  2. To separate the thermal and non-thermal effects of EMFs by measuring localized intra-and extra-cellular temperature changes during EMF irradiation by developing novel ruthenium and europium-based luminescent temperature probes.
  3. To determine whether exposure of biological systems to 50 Hz and 2.45 GHz frequency EMFs disrupt or enhance cell-cell communication, and to probe the biochemical and molecular pathways involved in eliciting these effects.

This work is sponsored by the European Regional Development Fund (see Figure 3), the Welsh Government and Cardiff University.







National Eisteddfod Outreach Fund

Dr CF Williams

National Research Network in Advanced Engineering and Materials


August 2017

Small Equipment Research Fund

Dr CF Williams
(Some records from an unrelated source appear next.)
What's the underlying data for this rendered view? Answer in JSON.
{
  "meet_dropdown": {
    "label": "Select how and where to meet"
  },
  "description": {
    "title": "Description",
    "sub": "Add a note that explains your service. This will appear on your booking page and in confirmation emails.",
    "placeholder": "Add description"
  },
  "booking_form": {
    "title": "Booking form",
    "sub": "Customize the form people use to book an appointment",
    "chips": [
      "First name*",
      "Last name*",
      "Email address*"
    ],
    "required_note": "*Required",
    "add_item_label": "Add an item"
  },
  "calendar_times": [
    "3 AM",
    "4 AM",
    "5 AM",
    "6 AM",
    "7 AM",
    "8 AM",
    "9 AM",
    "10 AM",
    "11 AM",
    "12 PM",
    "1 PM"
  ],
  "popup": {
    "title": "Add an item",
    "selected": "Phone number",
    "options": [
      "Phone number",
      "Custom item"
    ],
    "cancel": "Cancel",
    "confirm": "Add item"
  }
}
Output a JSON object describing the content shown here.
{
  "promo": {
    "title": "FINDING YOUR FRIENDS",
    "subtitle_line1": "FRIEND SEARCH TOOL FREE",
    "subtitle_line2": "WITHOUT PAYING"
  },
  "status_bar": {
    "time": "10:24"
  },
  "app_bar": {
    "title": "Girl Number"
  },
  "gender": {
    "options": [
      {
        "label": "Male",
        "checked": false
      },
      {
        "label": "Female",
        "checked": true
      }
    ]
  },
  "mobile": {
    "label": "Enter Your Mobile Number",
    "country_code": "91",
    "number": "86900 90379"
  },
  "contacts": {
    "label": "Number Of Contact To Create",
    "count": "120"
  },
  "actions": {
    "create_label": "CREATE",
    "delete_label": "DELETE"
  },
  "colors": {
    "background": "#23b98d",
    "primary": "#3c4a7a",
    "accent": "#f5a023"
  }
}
Cardiff School of Engineering


July 2017

Conference Grant

Dr CF Williams

Microbiology Society


April 2017

Ser Cymru II Fellowship

Dr CF Williams

European Regional Development Fund, Welsh Government and Cardiff University



Small Equipment Research Fund

Prof A Porch and Dr CF Williams

Cardiff School of Engineering


July 2015

Conference Grant

Dr CF Williams

Microbiology Society


April, 2015

Scientific Meeting Travel Grant

Dr CF Williams

Microbiology Society


July, 2011

Charles Coles Travelling Scholarship

Dr CF Williams

Cardiff University


March 2011

Travel Scholarship

Dr CF Williams

Welsh Livery Guild



Travelling Fellowship

Dr CF Williams

Journal of Experimental Biology


August, 2010

Travel Award for Students and Postdocs

Dr CF Williams

International Society for Protistologists


July, 2010

Gillian Powell Memorial Travel Scholarship

Dr CF Williams

Cardiff University


January, 2010

Supervised Students